Every person who, under color of any statute, ordinance, regulation, custom, or usage, of any State or Territory or the District of Columbia, subjects, or causes to be subjected, any citizen of the United States or other person within the jurisdiction thereof to the deprivation of any rights, privileges, or immunities secured by the Constitution and laws, shall be liable to the party injured in an action at law, suit in equity, or other proper proceeding for redress.
See 42 U.S.C. § 1983. As the above language makes clear, Section 1983 is a remedial statute designed to redress deprivations of rights secured by the Constitution and its subordinate federal laws. See Baker v. McCollan, 443 U.S. 137, 145 n.3 (1979). By its own words, therefore, Section 1983 "does not . . . create substantive rights." Kaucher v. County of Bucks, 455 F.3d 418, 423 (3d Cir. 2006) (citing McCollan).

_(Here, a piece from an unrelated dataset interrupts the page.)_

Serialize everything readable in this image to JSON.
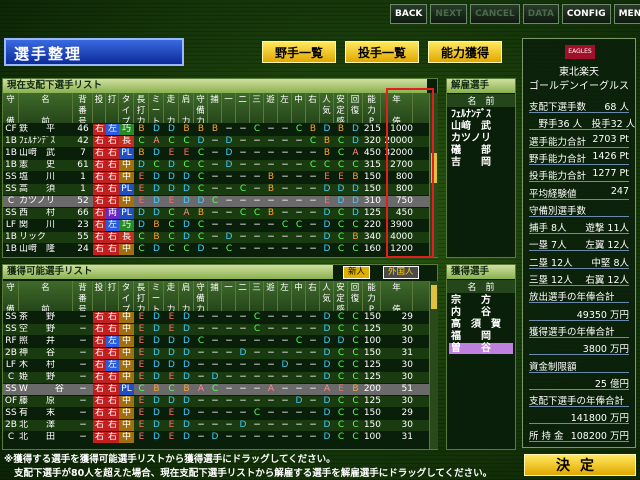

To state a cognizable claim under Section 1983, a plaintiff must allege a "deprivation of a constitutional right and that the constitutional deprivation was caused by a person acting under the color of state law." Phillips v. County of Allegheny, 515 F.3d 224, 235 (3d Cir. 2008) (citing Kneipp v. Teder, 95 F.3d 1199, 1204 (3d Cir. 1996)). Thus, a plaintiff must demonstrate two essential elements to maintain a claim under § 1983: (1) that the plaintiff was deprived of a "right or privileges secured by the Constitution or the laws of the United States" and (2) that plaintiff was deprived of her rights by a person acting under the color of state law. Williams v. Borough of West Chester, Pa, 891 F.2d 458, 464 (3d Cir. 1989).
A municipality is not liable under 42 U.S.C. § 1983 on a respondeat superior theory. Monell v. Dept. Soc. Servs. of New York, 436 U.S. 658, 691 (1978). However, a government entity may be liable for its agent's actions upon a demonstration that a policy or custom of the municipality caused, or was a "moving force" behind, the alleged violation of Plaintiff's rights. Kentucky v. Graham, 473 U.S. 159, 166 (1985) (quoting Polk County v. Dodson, 454 U.S. 312, 326 (1981)); Beck v. City of Pittsburgh, 89 F.3d 966, 971 (3d Cir. 1996). Thus, in order to prevail against the government entity, "[a] plaintiff must identify the challenged policy, attribute it to the city itself, and show a causal link between execution of the policy and the injury suffered." Losch v. Parkesburg, 736 F.2d 903, 910 (3d Cir. 1984). Further, a plaintiff must show that the municipality acted with "deliberate indifference" ...